"Regrettably," Olmert said, "I do not see this happening in the near future."
But there is a real question whether Hamas has the ability to curb those bent on firing Kassam rockets at Israel, according to Telhami.
"Prime Minister [Ismail] Haniyeh is obviously not in control of the military wing of Hamas," he said. "He gave instructions not to continue [Kassam attacks]. It is not in his interest to continue them."
"Palestinian security forces are not in control in Gaza now and so the security environment is not under the control of any party at the moment," Telhami added.
Asked about internal fighting between supporters of Hamas and those of Fatah, the former ruling party that has never fully accepted Hamas’ electoral victory last January, Telhami said the strife would continue but that there would not be an all-out civil war "because neither side wants it."

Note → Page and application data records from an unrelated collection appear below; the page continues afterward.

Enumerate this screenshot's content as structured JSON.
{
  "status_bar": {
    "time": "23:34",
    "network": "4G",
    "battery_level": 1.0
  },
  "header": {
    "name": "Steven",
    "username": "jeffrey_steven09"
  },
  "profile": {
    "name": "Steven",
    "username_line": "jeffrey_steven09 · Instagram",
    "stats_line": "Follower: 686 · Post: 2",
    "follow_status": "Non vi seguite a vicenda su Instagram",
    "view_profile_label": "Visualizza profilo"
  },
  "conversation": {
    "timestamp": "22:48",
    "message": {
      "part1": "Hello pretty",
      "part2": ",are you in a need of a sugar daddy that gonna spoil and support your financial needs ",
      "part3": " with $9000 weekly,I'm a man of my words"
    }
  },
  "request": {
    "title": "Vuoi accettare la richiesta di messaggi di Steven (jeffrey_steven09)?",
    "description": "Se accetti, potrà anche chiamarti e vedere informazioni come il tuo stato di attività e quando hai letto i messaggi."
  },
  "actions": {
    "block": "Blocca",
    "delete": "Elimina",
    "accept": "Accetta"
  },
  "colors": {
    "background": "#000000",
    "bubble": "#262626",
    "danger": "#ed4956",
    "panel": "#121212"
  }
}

"Palestinian society is not mobilized along civil conflict lines," he explained. "You do not have a societal divide, only an organizational divide."
One of the reasons for the Palestinian shelling of Sderot and other western Israeli areas is the "general disintegration within the Palestinian political scene, as well as an outgrowth of the principle struggle between Fatah and Hamas," according to Scott Lasensky, a senior research associate at the United States Institute of Peace in Washington.
The "disintegration" Lasensky referred to was evidenced this week when 900 Palestinian civil service workers who earn about $330 a week lined up to receive $300 in cash brought into Gaza in suitcases by Hamas officials. It was the first money these workers had received in nearly four months because of the embargo on international aid imposed after Hamas assumed control of the government in March.
Alon Ben-Meir of the World Policy Institute in Manhattan said he understands that Israeli leaders are "on the verge of making a decision in which they will declare that Hamas is the responsible party."
"Effectively immediately, they would be targeted," he said. "They would be said to be complicit in the terrorism. … I would give things another week or two [to play out] and then we will see some changes: for better or for worse. But the situation will not stay the same."